→ TASK ITEM: Copy out each line of the data that includes the string "Height".

→ EXCERPTED DATA:
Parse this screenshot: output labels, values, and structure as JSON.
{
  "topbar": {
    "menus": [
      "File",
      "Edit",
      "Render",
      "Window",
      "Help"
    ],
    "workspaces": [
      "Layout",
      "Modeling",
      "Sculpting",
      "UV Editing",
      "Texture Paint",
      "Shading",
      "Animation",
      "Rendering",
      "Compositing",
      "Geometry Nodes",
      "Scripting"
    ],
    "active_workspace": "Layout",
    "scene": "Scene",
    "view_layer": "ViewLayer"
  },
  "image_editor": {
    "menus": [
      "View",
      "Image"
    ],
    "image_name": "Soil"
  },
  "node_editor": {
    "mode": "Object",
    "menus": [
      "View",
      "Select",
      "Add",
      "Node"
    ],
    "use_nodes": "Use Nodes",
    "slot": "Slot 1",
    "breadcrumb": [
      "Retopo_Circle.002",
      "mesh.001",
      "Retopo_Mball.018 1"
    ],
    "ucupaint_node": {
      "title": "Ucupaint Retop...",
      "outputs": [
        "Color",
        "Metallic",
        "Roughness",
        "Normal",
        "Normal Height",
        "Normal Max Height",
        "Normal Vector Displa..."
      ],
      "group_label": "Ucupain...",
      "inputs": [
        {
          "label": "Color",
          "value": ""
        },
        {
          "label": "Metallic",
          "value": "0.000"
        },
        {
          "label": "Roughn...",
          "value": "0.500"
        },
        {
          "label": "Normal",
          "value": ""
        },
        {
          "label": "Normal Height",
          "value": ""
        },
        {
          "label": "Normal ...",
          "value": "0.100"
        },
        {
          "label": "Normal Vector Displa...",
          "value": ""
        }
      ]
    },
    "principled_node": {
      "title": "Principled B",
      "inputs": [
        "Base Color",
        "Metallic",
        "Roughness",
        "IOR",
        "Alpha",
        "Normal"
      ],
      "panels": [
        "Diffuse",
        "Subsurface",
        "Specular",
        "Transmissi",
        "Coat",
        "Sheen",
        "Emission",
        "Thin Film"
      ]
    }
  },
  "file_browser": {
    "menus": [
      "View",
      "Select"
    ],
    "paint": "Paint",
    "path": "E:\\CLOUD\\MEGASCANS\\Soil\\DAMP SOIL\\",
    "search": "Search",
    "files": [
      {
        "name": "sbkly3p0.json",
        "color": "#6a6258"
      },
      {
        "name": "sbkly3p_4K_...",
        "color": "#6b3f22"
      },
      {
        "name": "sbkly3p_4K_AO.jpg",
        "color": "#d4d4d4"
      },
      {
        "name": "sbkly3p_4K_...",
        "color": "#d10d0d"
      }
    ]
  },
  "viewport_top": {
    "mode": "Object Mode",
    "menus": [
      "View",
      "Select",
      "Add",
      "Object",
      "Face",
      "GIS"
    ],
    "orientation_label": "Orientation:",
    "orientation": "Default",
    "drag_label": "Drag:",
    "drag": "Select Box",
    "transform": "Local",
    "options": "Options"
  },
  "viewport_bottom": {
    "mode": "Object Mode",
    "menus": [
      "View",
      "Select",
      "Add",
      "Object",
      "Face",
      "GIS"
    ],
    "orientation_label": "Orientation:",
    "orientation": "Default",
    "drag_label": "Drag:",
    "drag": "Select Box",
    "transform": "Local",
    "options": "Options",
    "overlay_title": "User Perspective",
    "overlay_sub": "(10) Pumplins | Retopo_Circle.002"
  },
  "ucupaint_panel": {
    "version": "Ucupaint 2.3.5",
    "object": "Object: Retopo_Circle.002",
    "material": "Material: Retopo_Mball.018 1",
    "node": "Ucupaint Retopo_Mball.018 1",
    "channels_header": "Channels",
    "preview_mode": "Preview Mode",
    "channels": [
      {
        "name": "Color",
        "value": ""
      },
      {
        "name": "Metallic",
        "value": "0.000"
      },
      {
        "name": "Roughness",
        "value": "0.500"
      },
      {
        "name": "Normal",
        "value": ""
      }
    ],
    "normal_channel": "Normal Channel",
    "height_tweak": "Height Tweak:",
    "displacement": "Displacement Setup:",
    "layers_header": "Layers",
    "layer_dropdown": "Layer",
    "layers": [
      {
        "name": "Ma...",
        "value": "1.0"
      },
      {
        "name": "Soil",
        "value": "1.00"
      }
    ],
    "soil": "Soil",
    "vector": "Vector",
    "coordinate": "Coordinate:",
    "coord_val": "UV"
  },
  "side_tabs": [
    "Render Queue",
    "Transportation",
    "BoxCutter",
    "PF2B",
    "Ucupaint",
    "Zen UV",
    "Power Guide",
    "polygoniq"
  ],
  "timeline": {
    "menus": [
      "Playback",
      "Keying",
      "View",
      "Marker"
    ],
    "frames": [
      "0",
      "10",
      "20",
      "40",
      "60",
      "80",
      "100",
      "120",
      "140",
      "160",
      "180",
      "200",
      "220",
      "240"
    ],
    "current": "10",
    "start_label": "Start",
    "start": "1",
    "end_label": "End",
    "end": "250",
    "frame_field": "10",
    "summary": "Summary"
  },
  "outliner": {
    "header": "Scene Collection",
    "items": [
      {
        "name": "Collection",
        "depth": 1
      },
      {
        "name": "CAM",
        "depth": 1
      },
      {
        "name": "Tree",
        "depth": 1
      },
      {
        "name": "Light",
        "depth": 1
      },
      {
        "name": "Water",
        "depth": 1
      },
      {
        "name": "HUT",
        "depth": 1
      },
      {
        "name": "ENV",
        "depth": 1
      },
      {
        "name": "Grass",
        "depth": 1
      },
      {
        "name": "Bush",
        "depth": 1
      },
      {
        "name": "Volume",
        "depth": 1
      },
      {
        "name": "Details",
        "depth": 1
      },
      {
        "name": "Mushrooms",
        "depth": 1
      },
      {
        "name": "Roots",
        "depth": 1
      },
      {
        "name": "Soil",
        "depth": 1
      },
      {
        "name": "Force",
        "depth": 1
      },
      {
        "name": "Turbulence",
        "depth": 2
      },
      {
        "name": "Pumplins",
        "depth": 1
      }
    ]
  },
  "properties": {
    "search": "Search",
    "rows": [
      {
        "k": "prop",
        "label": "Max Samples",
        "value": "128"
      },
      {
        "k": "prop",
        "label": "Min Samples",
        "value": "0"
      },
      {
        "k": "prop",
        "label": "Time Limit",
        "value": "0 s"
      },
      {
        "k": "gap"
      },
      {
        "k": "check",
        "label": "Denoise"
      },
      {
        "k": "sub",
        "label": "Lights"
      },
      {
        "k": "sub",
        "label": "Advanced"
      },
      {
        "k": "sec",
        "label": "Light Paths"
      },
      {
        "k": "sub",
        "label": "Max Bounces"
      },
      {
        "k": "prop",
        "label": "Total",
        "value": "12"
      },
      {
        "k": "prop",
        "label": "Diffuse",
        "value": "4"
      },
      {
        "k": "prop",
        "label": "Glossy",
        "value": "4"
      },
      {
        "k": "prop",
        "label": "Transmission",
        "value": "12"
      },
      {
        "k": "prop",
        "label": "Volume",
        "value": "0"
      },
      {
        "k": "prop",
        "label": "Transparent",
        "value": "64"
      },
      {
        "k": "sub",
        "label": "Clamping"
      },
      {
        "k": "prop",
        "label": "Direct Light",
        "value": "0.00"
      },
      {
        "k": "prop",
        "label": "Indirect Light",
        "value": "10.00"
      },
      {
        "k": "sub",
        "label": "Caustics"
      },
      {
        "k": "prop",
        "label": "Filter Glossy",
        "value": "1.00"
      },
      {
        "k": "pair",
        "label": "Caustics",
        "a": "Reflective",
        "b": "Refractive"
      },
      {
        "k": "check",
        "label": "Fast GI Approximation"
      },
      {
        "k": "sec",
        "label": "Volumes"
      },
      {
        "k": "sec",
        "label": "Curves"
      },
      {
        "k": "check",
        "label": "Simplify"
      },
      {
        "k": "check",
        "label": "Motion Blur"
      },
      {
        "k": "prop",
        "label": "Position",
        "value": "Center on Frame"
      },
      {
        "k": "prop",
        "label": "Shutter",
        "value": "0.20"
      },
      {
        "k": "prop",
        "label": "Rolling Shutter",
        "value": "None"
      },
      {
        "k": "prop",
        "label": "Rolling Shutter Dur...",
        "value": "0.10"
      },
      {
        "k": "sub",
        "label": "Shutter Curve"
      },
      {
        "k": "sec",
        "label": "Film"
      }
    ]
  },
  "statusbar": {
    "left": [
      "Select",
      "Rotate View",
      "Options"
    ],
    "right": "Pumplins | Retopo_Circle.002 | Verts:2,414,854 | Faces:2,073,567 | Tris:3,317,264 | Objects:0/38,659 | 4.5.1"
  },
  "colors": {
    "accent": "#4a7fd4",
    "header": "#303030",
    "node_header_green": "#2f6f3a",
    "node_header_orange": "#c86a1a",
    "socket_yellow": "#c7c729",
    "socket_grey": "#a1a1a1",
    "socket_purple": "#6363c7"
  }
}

→ TASK ANSWER:
        "Normal Height",
        "Normal Max Height",
          "label": "Normal Height",
    "height_tweak": "Height Tweak:",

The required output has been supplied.